Underdogging: The tendency to almost invariably side with the underdog in a given situation. The consumer expression of this trait is the purchasing of less successful, “sad,” or failing products: “I know these Vienna franks are heart failure on a stick, but they were so sad looking up against all the other yuppie food items that I just had to buy them.”
2 + 2 = 5-ism: Caving in to a target marketing strategy aimed at oneself after holding out for a long period of time. “Oh, all right, I’ll buy your stupid cola. Now leave me alone.”
Option Paralysis: The tendency, when given unlimited choices, to make none.
Personality Tithe: A price paid for becoming a couple; previously amusing human beings become boring: “Thanks for inviting us, but Noreen and I are going to look at flatware catalogs tonight. Afterward we’re going to watch the shopping channel.”
Derision Preemption: A life-style tactic; the refusal to go out on any sort of emotional limb so as to avoid mockery from peers.
Dumpster Clocking: The tendency when looking at objects to guesstimate the amount of time they will take to eventually decompose: “Ski boots are the worst. Solid plastic. They’ll be around till the sun goes super nova.”
Metaphasia: An inability to perceive metaphor.

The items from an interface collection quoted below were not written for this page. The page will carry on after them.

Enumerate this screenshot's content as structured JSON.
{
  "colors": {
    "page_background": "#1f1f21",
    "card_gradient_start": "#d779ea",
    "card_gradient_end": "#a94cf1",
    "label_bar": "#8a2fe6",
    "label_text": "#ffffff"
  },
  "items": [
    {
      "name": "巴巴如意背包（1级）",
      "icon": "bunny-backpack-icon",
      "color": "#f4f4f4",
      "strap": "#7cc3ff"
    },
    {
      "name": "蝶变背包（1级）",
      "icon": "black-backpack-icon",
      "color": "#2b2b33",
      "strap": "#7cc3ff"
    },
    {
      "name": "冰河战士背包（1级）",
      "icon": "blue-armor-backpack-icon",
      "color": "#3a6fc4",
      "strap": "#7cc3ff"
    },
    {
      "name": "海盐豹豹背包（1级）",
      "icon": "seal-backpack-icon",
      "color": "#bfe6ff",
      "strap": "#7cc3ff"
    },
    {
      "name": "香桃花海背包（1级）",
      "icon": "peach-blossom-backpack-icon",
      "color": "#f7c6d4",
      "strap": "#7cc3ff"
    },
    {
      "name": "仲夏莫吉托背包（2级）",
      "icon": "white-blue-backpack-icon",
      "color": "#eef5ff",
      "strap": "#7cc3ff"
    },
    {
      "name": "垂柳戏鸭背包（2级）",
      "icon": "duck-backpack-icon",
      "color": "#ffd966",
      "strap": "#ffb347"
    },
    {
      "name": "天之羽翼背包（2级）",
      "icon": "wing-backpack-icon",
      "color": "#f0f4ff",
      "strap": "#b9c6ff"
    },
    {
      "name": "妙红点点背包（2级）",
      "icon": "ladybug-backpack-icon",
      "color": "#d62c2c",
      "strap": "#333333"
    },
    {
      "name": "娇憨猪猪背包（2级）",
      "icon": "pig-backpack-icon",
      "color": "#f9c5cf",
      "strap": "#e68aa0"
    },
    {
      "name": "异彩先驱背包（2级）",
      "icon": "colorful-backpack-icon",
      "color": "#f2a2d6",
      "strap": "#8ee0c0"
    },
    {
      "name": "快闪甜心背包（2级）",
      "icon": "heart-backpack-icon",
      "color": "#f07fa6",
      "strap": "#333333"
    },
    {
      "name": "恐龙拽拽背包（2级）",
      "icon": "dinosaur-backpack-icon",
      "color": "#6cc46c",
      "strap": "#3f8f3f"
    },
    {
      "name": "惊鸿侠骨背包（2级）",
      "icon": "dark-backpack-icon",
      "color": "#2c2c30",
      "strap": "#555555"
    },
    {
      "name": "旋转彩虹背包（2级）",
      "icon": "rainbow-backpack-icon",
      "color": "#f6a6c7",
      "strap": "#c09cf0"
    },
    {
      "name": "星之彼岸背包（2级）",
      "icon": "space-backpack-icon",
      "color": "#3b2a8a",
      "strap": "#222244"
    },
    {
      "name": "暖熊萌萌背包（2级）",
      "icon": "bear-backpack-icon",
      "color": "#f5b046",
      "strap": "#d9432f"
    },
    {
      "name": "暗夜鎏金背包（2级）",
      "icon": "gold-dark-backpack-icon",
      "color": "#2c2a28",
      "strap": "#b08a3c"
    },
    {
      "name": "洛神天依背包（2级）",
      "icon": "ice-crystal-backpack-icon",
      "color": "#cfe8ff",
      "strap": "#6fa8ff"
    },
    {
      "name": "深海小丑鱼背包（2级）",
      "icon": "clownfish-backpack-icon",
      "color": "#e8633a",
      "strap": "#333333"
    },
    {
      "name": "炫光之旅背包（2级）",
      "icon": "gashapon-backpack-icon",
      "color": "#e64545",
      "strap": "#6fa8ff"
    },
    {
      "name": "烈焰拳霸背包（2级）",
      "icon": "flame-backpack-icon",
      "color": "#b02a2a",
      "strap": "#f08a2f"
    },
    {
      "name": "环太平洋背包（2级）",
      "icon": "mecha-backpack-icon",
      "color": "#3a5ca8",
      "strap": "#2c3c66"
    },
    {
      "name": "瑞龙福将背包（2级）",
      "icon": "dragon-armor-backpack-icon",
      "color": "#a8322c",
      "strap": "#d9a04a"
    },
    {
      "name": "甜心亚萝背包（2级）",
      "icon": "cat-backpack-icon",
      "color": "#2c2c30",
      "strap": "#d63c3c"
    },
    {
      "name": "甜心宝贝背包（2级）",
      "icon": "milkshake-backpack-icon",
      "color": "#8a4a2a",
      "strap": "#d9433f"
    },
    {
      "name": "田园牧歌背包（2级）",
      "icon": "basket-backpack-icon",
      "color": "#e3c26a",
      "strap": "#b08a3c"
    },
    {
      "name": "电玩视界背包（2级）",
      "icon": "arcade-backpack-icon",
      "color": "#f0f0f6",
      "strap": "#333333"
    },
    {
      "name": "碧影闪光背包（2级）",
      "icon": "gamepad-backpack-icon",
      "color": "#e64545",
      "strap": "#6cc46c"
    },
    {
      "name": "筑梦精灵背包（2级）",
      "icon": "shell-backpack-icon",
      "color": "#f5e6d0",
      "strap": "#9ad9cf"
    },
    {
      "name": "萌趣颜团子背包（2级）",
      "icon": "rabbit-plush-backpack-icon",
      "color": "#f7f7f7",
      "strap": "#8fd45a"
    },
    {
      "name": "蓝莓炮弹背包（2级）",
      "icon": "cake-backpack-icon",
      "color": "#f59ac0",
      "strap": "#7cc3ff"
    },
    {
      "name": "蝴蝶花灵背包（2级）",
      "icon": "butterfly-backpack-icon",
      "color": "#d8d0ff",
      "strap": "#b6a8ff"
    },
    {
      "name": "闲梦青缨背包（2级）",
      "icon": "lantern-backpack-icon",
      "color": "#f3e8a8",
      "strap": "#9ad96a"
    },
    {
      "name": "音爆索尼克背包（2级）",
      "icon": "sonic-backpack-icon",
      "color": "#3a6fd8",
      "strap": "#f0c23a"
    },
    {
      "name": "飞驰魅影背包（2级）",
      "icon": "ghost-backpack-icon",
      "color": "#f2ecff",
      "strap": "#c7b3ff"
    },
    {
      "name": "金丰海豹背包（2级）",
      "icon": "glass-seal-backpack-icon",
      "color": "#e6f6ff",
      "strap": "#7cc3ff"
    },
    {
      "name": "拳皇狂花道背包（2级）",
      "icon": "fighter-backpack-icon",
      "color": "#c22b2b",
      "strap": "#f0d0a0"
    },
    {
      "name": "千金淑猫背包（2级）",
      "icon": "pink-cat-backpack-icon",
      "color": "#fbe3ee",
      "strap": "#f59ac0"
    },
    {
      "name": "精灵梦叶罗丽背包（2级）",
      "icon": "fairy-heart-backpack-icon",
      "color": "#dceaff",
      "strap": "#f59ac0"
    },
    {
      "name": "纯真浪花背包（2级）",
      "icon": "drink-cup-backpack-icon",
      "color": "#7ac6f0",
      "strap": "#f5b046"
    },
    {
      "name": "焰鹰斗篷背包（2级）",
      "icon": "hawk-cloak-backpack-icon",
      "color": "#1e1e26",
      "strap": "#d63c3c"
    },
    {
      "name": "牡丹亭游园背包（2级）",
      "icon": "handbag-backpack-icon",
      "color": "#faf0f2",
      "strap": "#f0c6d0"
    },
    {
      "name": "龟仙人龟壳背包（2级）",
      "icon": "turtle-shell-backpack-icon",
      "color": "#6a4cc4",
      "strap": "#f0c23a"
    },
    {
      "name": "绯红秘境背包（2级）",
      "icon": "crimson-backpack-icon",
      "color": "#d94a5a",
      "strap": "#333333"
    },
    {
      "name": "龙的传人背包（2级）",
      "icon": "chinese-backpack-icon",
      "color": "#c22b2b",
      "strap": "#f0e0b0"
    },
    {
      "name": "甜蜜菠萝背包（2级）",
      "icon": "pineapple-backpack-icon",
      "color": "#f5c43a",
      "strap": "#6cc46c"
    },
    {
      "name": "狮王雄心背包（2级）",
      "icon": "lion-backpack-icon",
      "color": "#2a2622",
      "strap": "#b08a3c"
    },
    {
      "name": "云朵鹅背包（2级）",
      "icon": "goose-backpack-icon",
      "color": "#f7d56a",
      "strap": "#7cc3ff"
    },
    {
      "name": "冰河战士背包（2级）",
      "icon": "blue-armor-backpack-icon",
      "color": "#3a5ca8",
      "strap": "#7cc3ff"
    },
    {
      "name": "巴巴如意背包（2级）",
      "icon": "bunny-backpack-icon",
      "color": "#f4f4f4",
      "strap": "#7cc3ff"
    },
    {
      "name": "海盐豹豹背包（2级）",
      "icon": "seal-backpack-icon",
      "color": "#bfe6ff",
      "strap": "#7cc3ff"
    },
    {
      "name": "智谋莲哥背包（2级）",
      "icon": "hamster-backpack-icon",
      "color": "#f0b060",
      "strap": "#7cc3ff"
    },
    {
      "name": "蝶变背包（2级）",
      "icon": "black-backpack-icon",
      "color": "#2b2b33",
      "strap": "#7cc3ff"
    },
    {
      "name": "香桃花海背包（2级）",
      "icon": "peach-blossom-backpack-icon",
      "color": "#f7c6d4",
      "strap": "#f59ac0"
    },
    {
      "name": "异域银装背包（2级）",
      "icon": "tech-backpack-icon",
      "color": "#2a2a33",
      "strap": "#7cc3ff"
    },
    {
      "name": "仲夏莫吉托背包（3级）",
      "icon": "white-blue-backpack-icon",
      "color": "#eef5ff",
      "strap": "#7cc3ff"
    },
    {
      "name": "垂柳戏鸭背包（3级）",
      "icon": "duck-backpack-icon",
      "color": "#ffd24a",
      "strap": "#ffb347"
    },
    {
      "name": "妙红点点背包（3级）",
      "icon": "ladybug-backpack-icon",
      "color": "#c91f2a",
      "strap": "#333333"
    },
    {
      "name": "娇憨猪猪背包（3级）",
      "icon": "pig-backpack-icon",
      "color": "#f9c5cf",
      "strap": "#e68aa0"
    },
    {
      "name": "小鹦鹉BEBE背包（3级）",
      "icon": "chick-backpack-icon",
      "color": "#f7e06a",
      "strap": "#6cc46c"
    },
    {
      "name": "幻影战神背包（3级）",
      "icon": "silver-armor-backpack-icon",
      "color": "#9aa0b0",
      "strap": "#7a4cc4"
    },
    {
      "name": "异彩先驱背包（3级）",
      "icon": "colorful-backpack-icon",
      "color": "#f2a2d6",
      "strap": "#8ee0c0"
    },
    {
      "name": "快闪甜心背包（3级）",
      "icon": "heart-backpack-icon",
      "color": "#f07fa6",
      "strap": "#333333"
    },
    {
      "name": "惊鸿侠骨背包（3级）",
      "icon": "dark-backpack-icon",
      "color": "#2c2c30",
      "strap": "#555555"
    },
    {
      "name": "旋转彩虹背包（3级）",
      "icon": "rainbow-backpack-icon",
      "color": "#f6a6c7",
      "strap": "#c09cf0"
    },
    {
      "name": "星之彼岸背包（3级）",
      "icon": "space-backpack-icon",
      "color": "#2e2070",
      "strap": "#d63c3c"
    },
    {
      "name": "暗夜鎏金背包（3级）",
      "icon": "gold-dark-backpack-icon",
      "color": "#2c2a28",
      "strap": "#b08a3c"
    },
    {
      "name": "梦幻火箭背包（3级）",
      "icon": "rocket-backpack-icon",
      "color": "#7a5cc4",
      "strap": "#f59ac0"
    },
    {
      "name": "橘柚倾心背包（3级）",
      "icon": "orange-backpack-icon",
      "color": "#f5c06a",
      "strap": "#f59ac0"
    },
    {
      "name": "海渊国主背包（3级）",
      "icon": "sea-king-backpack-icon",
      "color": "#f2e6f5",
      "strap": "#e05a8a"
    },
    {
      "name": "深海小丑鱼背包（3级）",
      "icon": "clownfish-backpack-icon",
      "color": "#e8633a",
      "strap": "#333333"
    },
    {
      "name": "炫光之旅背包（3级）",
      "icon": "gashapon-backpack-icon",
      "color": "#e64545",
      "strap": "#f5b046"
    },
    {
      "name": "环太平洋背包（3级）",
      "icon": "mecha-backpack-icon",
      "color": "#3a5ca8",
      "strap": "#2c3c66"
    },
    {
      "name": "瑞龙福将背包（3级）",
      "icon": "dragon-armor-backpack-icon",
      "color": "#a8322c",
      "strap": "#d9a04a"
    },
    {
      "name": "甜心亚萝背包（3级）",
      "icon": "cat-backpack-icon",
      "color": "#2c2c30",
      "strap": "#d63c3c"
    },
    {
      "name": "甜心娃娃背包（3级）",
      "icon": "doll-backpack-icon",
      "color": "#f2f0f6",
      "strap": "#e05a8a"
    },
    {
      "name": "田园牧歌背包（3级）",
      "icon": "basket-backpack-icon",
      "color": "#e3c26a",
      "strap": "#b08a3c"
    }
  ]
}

Obscurism: The practice of peppering daily life with obscure references (forgotten films, dead TV stars, unpopular book, defunct countries, etc.) as a subliminal means of showcasing both one’s education and one’s wish to disassociate from the world of mass culture.
Expatriate Solipsism: When arriving in a foreign travel destination one had hoped was undiscovered, only to find many people just like oneself; the peeved refusal to talk to said people because they had ruined one’s elitist travel fantasy.
Coupland’s book has many more.